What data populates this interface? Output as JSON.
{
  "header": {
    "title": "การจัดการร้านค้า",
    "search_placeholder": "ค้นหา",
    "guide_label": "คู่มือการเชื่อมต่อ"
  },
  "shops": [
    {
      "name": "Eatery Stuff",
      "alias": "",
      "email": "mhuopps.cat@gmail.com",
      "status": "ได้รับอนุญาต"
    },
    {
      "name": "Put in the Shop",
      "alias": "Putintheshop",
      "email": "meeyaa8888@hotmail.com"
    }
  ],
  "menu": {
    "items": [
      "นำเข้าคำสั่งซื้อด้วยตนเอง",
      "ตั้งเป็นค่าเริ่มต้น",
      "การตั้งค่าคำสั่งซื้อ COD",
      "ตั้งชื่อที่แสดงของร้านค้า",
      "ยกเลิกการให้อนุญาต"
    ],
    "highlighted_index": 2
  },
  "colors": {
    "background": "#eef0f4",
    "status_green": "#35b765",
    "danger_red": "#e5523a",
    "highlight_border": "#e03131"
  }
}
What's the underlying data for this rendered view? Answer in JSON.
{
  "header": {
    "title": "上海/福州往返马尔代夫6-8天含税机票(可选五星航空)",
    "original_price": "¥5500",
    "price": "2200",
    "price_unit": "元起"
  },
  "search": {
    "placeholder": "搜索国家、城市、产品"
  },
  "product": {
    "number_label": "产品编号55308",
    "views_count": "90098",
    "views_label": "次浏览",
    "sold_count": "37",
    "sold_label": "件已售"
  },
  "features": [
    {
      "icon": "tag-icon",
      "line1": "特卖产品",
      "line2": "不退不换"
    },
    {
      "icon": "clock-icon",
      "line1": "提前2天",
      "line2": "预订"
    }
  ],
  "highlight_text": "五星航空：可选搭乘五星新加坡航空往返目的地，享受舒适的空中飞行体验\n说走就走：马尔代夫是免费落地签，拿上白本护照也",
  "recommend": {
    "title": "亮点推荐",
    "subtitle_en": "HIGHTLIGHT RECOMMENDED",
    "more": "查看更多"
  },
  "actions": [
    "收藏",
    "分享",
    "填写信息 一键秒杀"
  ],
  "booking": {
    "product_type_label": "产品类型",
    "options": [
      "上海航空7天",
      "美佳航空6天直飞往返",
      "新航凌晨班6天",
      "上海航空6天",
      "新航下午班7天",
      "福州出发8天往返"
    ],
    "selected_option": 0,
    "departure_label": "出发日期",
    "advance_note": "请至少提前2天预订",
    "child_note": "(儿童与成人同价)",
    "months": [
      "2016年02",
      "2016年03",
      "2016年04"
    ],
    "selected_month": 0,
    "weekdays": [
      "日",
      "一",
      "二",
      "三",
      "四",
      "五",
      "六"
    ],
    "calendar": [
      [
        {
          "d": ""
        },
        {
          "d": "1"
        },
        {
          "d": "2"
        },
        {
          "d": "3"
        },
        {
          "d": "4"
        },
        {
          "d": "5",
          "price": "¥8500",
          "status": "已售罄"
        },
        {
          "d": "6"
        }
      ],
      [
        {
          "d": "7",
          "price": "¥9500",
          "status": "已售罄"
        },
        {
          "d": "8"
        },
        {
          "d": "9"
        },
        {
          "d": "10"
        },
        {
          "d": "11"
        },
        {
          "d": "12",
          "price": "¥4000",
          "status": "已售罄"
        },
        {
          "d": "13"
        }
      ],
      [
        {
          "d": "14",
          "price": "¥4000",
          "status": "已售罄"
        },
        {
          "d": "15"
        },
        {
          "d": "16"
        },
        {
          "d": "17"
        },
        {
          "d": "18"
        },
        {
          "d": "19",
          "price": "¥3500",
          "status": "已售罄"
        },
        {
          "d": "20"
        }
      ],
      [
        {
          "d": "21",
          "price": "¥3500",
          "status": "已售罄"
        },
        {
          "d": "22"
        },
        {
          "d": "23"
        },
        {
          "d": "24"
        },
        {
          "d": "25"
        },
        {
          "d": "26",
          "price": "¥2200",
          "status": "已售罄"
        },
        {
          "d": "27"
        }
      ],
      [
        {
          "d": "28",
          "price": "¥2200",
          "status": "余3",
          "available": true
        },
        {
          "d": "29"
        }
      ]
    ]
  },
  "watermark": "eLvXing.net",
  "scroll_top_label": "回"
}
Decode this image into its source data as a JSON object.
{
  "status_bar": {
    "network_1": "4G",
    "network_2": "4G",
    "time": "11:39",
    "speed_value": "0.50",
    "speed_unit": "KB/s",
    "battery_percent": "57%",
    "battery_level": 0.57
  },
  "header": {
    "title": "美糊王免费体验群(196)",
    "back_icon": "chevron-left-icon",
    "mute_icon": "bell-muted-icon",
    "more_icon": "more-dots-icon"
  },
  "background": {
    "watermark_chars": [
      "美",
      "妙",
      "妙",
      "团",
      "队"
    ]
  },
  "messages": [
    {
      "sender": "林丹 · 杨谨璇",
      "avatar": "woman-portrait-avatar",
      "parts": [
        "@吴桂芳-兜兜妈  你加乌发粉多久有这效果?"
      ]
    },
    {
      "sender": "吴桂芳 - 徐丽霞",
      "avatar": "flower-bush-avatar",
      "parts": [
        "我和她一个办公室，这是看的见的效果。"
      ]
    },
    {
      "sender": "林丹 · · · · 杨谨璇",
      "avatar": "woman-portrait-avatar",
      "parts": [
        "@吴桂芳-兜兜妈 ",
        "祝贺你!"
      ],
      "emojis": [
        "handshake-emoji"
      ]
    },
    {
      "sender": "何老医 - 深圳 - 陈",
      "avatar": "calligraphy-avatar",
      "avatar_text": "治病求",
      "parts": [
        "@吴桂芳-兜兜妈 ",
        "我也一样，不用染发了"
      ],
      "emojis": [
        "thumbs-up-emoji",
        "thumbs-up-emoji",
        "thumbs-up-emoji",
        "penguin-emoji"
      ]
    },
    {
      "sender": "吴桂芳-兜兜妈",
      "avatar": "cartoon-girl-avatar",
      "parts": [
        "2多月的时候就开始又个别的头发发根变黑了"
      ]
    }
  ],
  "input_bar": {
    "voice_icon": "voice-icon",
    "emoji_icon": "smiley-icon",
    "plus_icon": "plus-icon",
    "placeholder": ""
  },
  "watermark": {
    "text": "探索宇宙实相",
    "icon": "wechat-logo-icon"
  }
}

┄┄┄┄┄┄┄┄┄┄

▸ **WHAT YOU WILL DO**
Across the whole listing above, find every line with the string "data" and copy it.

▸ **RESPONSE AREA**
What data populates this interface? Output as JSON.
What's the underlying data for this rendered view? Answer in JSON.
Decode this image into its source data as a JSON object.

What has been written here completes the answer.